There’s really nothing like the sound of tiny chicks in an orchestra of peeping. I bought five of them at a local feed store in the Spring of 2011, along with two ducklings. When I got the little sprouts, two chicks and both ducklings were two-weeks-old, and the other three were four-weeks-old. I know I’m running the risk of sounding like an annoying parent here, but they grow up way too fast. It’s important to enjoy the fuzz-ball stage, because it’s gone before you know it. During the first month, you should be holding and talking to them every single day. The relationship you build with them early on will last through adulthood.
During the fuzz-ball stage (technical term), it’s important to watch your ducks and chicks around water. Ducklings really love to play in water, but they can’t swim. Chicks will never swim, and can actually drown quite easily. But they love to wade. As they get older, it’s nice to have a wading pond for the chickens and a pool for the ducks. But until they reach two-months-old, keep the water levels low. Ducklings will need to rinse their nostrils and eyes, but they chill easily, especially when wet. So the water container should have an opening only large enough for their heads to fit. Ducks aren’t waterproof and weatherproof until about seven or eight weeks old when their oil glands starts working. When this happens, they will start preening their feathers to waterproof themselves. This is also about the time chickens start developing their pin feathers (adult feathers), and loosing all their down.

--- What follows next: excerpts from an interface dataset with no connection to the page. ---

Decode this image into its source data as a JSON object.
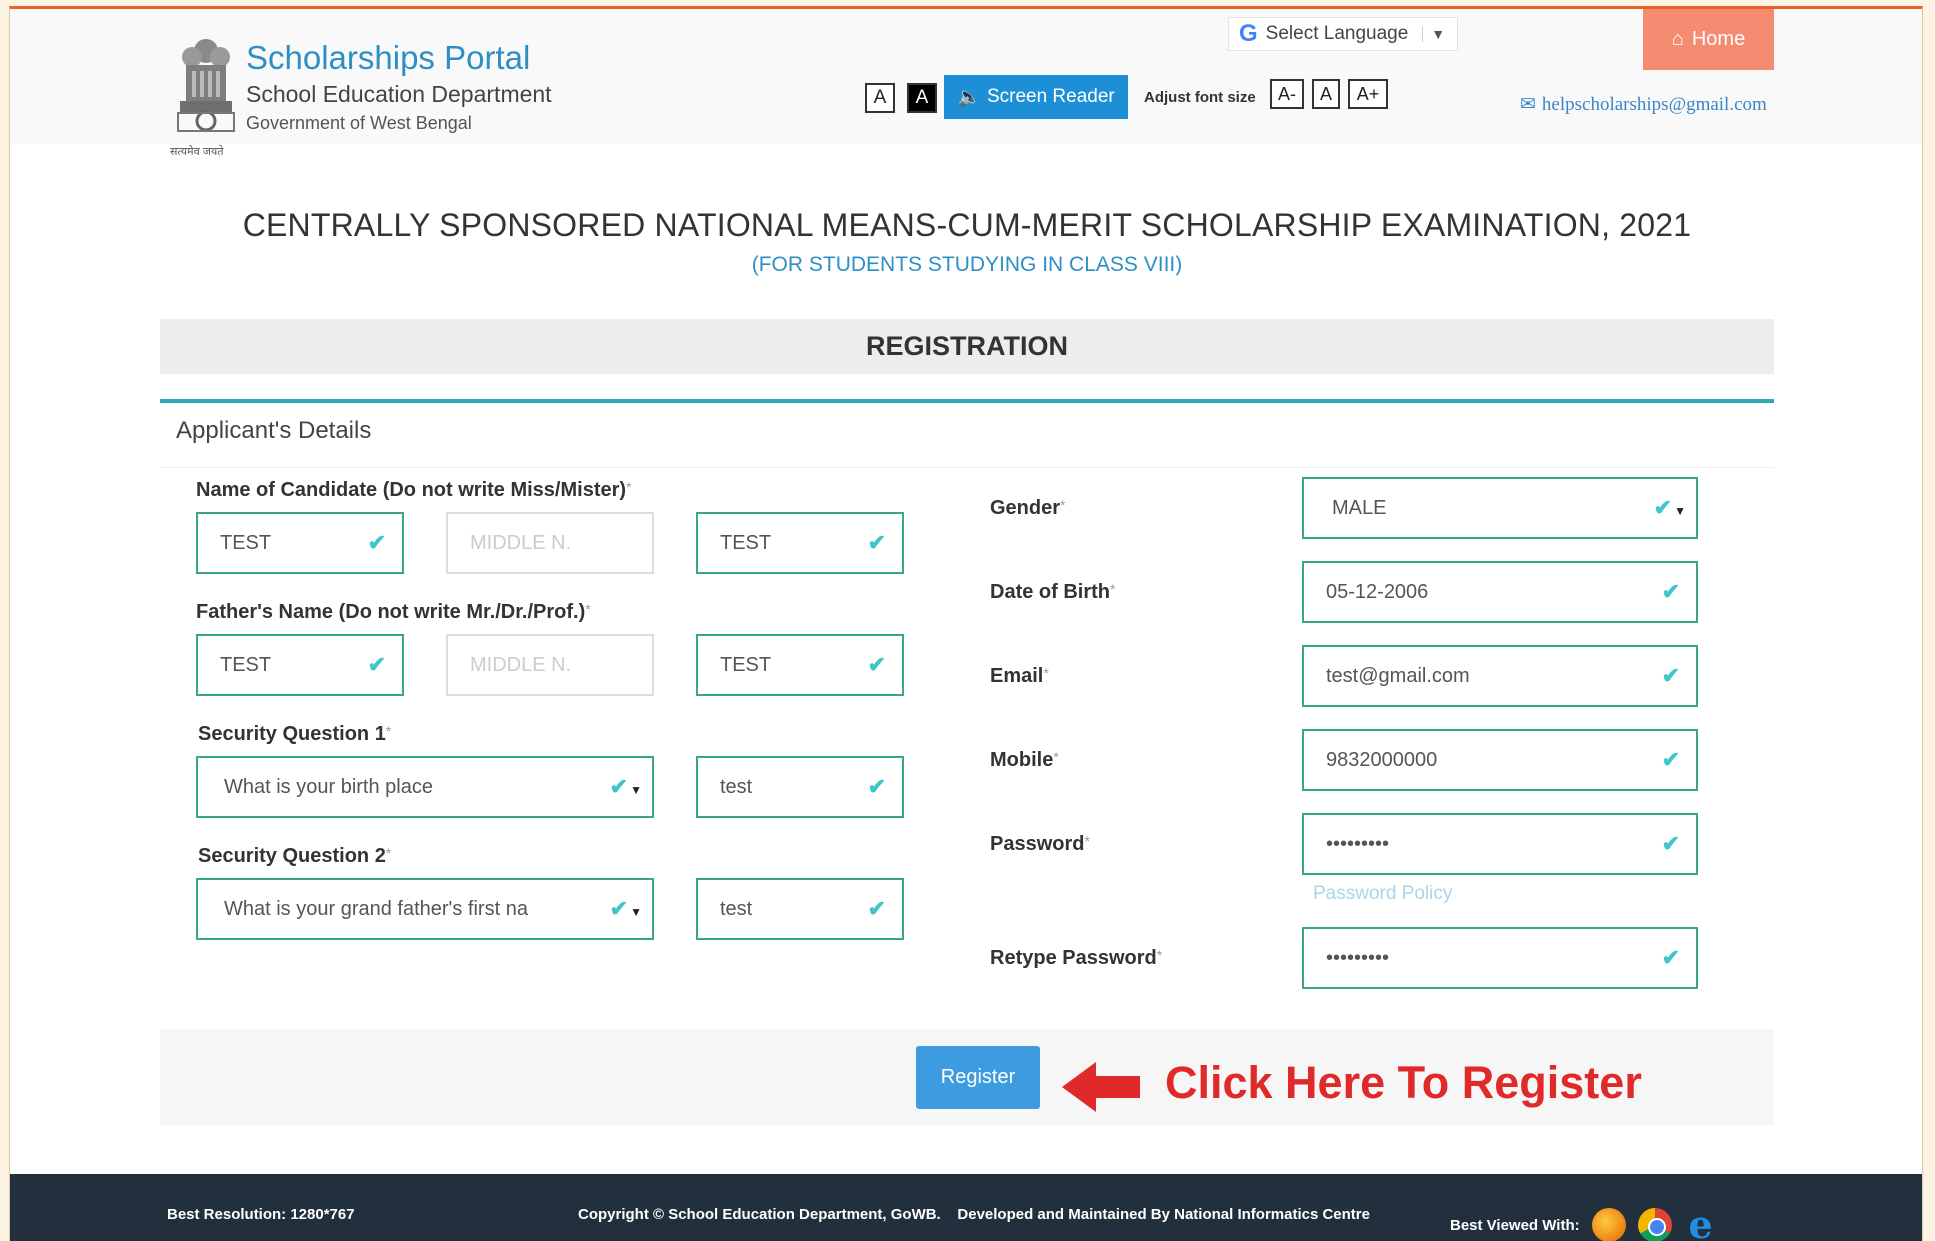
{
  "header": {
    "title": "Scholarships Portal",
    "department": "School Education Department",
    "government": "Government of West Bengal",
    "emblem_caption": "सत्यमेव जयते",
    "language": "Select Language",
    "home": "Home",
    "font_a_light": "A",
    "font_a_dark": "A",
    "screen_reader": "Screen Reader",
    "adjust_font_label": "Adjust font size",
    "font_decrease": "A-",
    "font_normal": "A",
    "font_increase": "A+",
    "email": "helpscholarships@gmail.com"
  },
  "page": {
    "title": "CENTRALLY SPONSORED NATIONAL MEANS-CUM-MERIT SCHOLARSHIP EXAMINATION, 2021",
    "subtitle": "(FOR STUDENTS STUDYING IN CLASS VIII)",
    "section": "REGISTRATION",
    "panel_title": "Applicant's Details"
  },
  "form": {
    "candidate_label": "Name of Candidate (Do not write Miss/Mister)",
    "candidate_first": "TEST",
    "candidate_middle_placeholder": "MIDDLE N.",
    "candidate_last": "TEST",
    "father_label": "Father's Name (Do not write Mr./Dr./Prof.)",
    "father_first": "TEST",
    "father_middle_placeholder": "MIDDLE N.",
    "father_last": "TEST",
    "sq1_label": "Security Question 1",
    "sq1_question": "What is your birth place",
    "sq1_answer": "test",
    "sq2_label": "Security Question 2",
    "sq2_question": "What is your grand father's first na",
    "sq2_answer": "test",
    "gender_label": "Gender",
    "gender_value": "MALE",
    "dob_label": "Date of Birth",
    "dob_value": "05-12-2006",
    "email_label": "Email",
    "email_value": "test@gmail.com",
    "mobile_label": "Mobile",
    "mobile_value": "9832000000",
    "password_label": "Password",
    "password_value": "•••••••••",
    "password_policy": "Password Policy",
    "retype_label": "Retype Password",
    "retype_value": "•••••••••",
    "required_mark": "*"
  },
  "actions": {
    "register": "Register",
    "annotation": "Click Here To Register"
  },
  "footer": {
    "resolution": "Best Resolution: 1280*767",
    "copyright": "Copyright © School Education Department, GoWB.",
    "developed": "Developed and Maintained By National Informatics Centre",
    "best_viewed": "Best Viewed With:"
  },
  "icons": {
    "home": "home-icon",
    "speaker": "speaker-icon",
    "mail": "mail-icon",
    "check": "check-icon",
    "arrow": "left-arrow-icon"
  },
  "colors": {
    "accent": "#2e8fc6",
    "valid_border": "#3aa77f",
    "check": "#3ec6c9",
    "home_button": "#f58b70",
    "annotation": "#e02a2a",
    "footer_bg": "#22303d"
  }
}
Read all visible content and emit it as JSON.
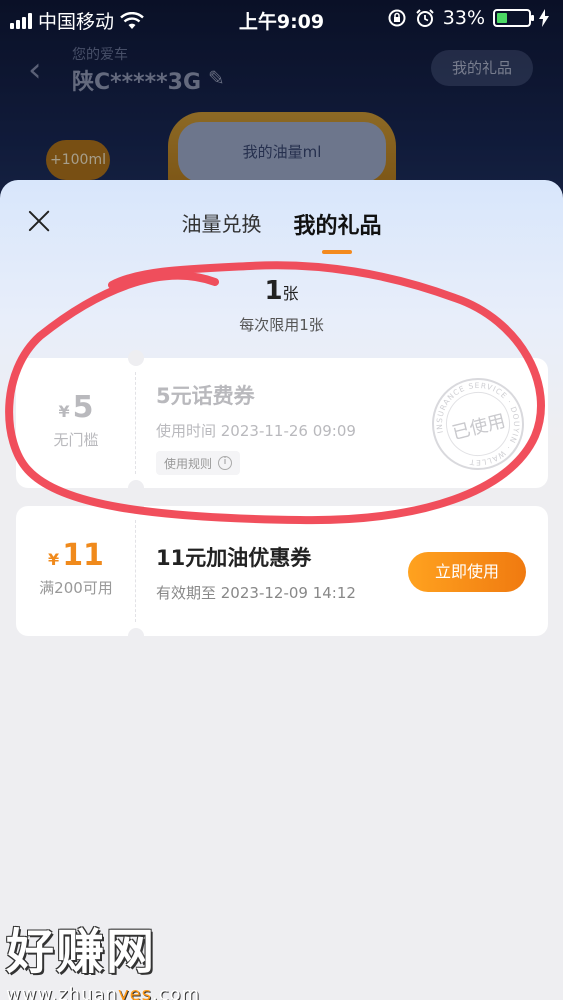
{
  "status_bar": {
    "carrier": "中国移动",
    "time": "上午9:09",
    "battery_percent": "33%",
    "battery_level": 0.33
  },
  "background": {
    "subtitle": "您的爱车",
    "plate": "陕C*****3G",
    "gift_button": "我的礼品",
    "bonus": "+100ml",
    "tank_label": "我的油量ml"
  },
  "sheet": {
    "tabs": [
      {
        "label": "油量兑换",
        "active": false
      },
      {
        "label": "我的礼品",
        "active": true
      }
    ],
    "count_number": "1",
    "count_unit": "张",
    "limit_text": "每次限用1张",
    "coupons": [
      {
        "state": "used",
        "currency": "¥",
        "amount": "5",
        "condition": "无门槛",
        "title": "5元话费券",
        "time_text": "使用时间 2023-11-26 09:09",
        "rule_label": "使用规则",
        "stamp_text": "已使用",
        "stamp_ring_text": "INSURANCE SERVICE · DOUYIN · WALLET"
      },
      {
        "state": "active",
        "currency": "¥",
        "amount": "11",
        "condition": "满200可用",
        "title": "11元加油优惠券",
        "time_text": "有效期至 2023-12-09 14:12",
        "action_label": "立即使用"
      }
    ]
  },
  "watermark": {
    "logo": "好赚网",
    "url_prefix": "www.zhuan",
    "url_highlight": "yes",
    "url_suffix": ".com"
  },
  "colors": {
    "accent_orange": "#f38a1e",
    "annotation_red": "#f0404e"
  }
}
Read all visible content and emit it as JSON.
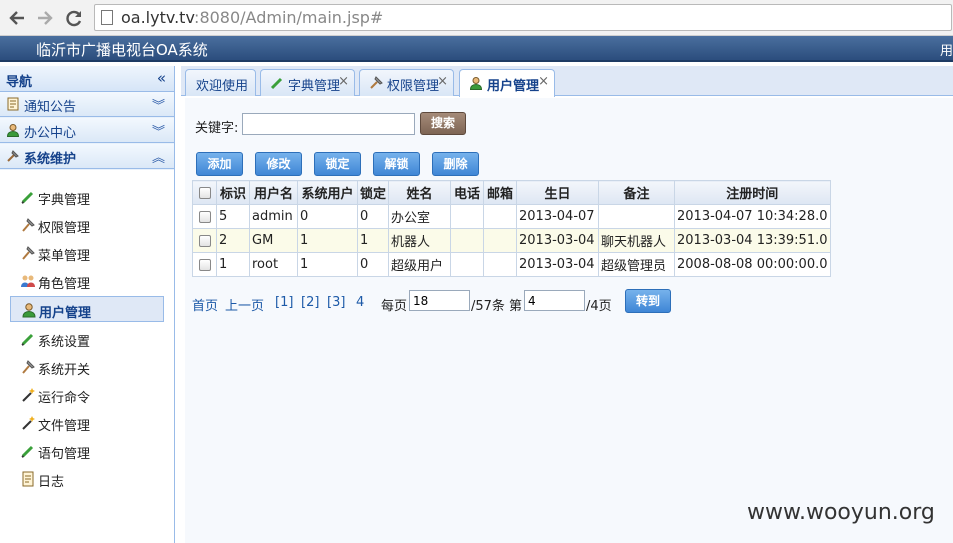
{
  "browser": {
    "url_host": "oa.lytv.tv",
    "url_rest": ":8080/Admin/main.jsp#"
  },
  "app": {
    "title": "临沂市广播电视台OA系统",
    "header_right": "用"
  },
  "sidebar": {
    "heading": "导航",
    "collapse_glyph": "«",
    "sections": [
      {
        "label": "通知公告",
        "icon": "notice-icon",
        "arrow": "︾"
      },
      {
        "label": "办公中心",
        "icon": "user-icon",
        "arrow": "︾"
      },
      {
        "label": "系统维护",
        "icon": "hammer-icon",
        "arrow": "︽"
      }
    ],
    "items": [
      {
        "label": "字典管理",
        "icon": "pencil-icon"
      },
      {
        "label": "权限管理",
        "icon": "hammer-icon"
      },
      {
        "label": "菜单管理",
        "icon": "hammer-icon"
      },
      {
        "label": "角色管理",
        "icon": "users-icon"
      },
      {
        "label": "用户管理",
        "icon": "user-icon"
      },
      {
        "label": "系统设置",
        "icon": "pencil-icon"
      },
      {
        "label": "系统开关",
        "icon": "hammer-icon"
      },
      {
        "label": "运行命令",
        "icon": "wand-icon"
      },
      {
        "label": "文件管理",
        "icon": "wand-icon"
      },
      {
        "label": "语句管理",
        "icon": "pencil-icon"
      },
      {
        "label": "日志",
        "icon": "notice-icon"
      }
    ],
    "selected": "用户管理"
  },
  "tabs": [
    {
      "label": "欢迎使用",
      "closable": false
    },
    {
      "label": "字典管理",
      "closable": true,
      "icon": "pencil-icon"
    },
    {
      "label": "权限管理",
      "closable": true,
      "icon": "hammer-icon"
    },
    {
      "label": "用户管理",
      "closable": true,
      "icon": "user-icon",
      "active": true
    }
  ],
  "search": {
    "label": "关键字:",
    "value": "",
    "button": "搜索"
  },
  "actions": [
    "添加",
    "修改",
    "锁定",
    "解锁",
    "删除"
  ],
  "table": {
    "columns": [
      "",
      "标识",
      "用户名",
      "系统用户",
      "锁定",
      "姓名",
      "电话",
      "邮箱",
      "生日",
      "备注",
      "注册时间"
    ],
    "rows": [
      [
        "",
        "5",
        "admin",
        "0",
        "0",
        "办公室",
        "",
        "",
        "2013-04-07",
        "",
        "2013-04-07 10:34:28.0"
      ],
      [
        "",
        "2",
        "GM",
        "1",
        "1",
        "机器人",
        "",
        "",
        "2013-03-04",
        "聊天机器人",
        "2013-03-04 13:39:51.0"
      ],
      [
        "",
        "1",
        "root",
        "1",
        "0",
        "超级用户",
        "",
        "",
        "2013-03-04",
        "超级管理员",
        "2008-08-08 00:00:00.0"
      ]
    ]
  },
  "pager": {
    "first": "首页",
    "prev": "上一页",
    "pages": [
      "[1]",
      "[2]",
      "[3]",
      "4"
    ],
    "per_page_label": "每页",
    "per_page_value": "18",
    "total_label": "/57条 第",
    "page_value": "4",
    "page_total": "/4页",
    "go_button": "转到"
  },
  "watermark": "www.wooyun.org",
  "colors": {
    "header": "#2b4d7d",
    "sidebar_bg": "#e8f1fb",
    "border": "#99bbe8",
    "action_button": "#3f86d6",
    "search_button": "#7e6554"
  }
}
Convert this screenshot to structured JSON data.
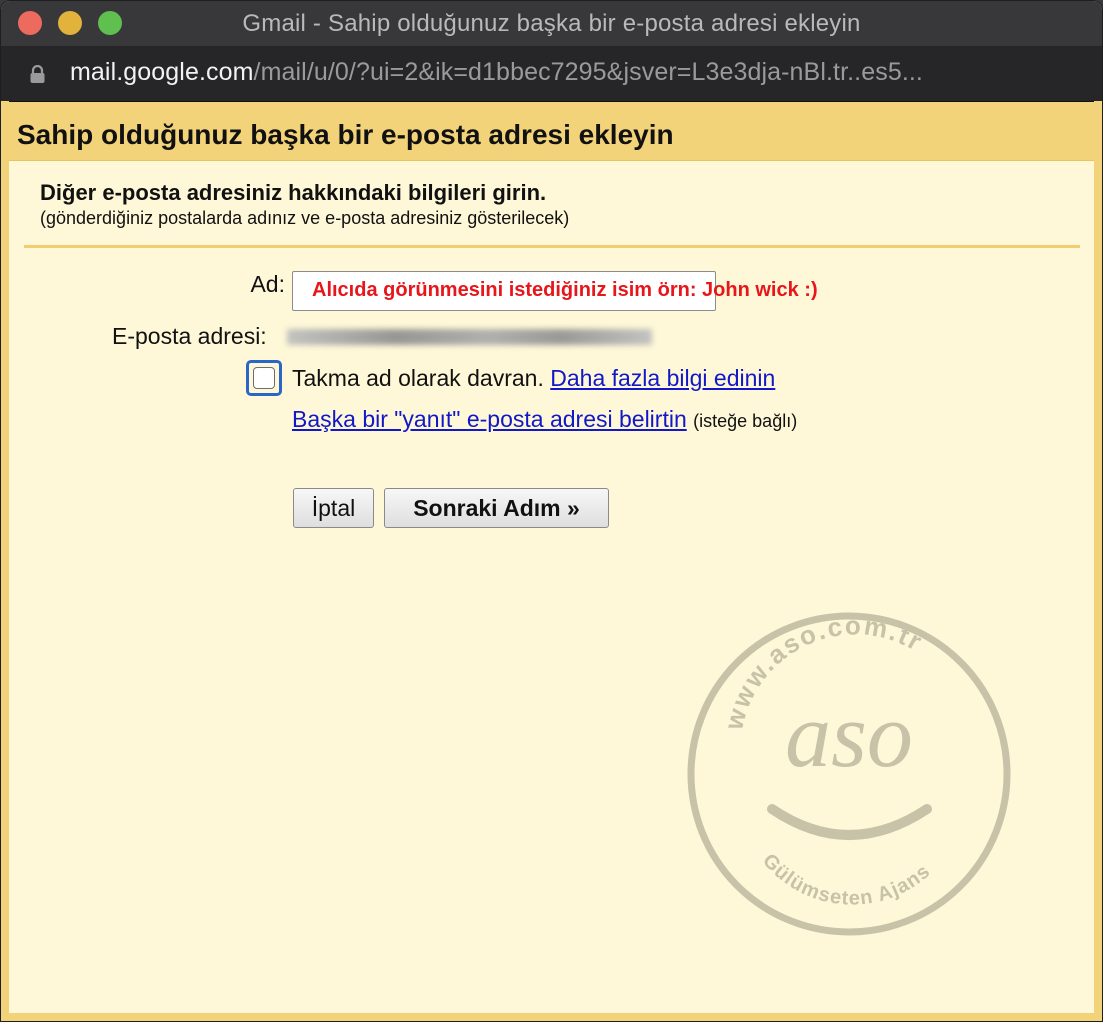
{
  "window": {
    "title": "Gmail - Sahip olduğunuz başka bir e-posta adresi ekleyin",
    "url_host": "mail.google.com",
    "url_path": "/mail/u/0/?ui=2&ik=d1bbec7295&jsver=L3e3dja-nBl.tr..es5..."
  },
  "dialog": {
    "heading": "Sahip olduğunuz başka bir e-posta adresi ekleyin",
    "intro_title": "Diğer e-posta adresiniz hakkındaki bilgileri girin.",
    "intro_subtitle": "(gönderdiğiniz postalarda adınız ve e-posta adresiniz gösterilecek)"
  },
  "form": {
    "name_label": "Ad:",
    "name_value": "",
    "name_annotation": "Alıcıda görünmesini istediğiniz isim örn: John wick :)",
    "email_label": "E-posta adresi:",
    "alias_checkbox_label": "Takma ad olarak davran.",
    "alias_checked": false,
    "learn_more_link": "Daha fazla bilgi edinin",
    "reply_to_link": "Başka bir \"yanıt\" e-posta adresi belirtin",
    "reply_to_optional": "(isteğe bağlı)"
  },
  "buttons": {
    "cancel": "İptal",
    "next": "Sonraki Adım »"
  },
  "watermark": {
    "url": "www.aso.com.tr",
    "logo": "aso",
    "tagline": "Gülümseten Ajans",
    "color": "#c8c2a9"
  },
  "colors": {
    "header_bg": "#f3d37a",
    "content_bg": "#fef8d8",
    "link": "#1118c8",
    "annotation": "#e8161a",
    "focus_ring": "#2a66c9"
  }
}
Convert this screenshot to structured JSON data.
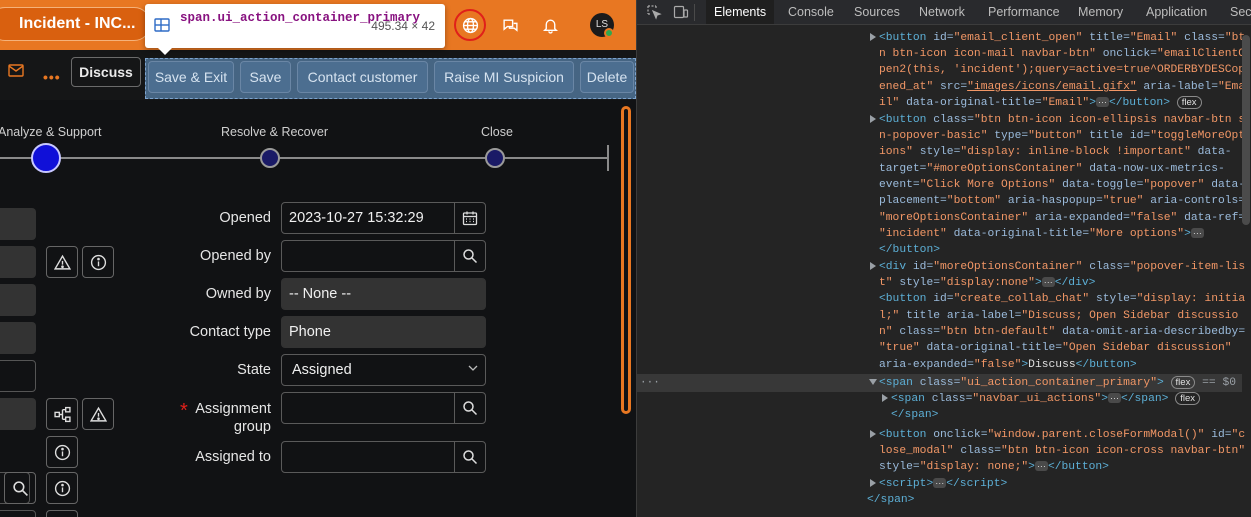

In the city, it’s easy and fun to manage a small flock. Poultry and game birds are social and need friends, so plan to have a couple. There are some guidelines for how many you can have, and how close to your neighbors they’re allowed to be, so refer to ‘City of Phoenix Animal Ordinances’ in my resources list. The set-up can be pretty basic, but there are some essential guidelines, especially when rearing young ones. Please refer to the Brooding FAQs for more details on raising babies.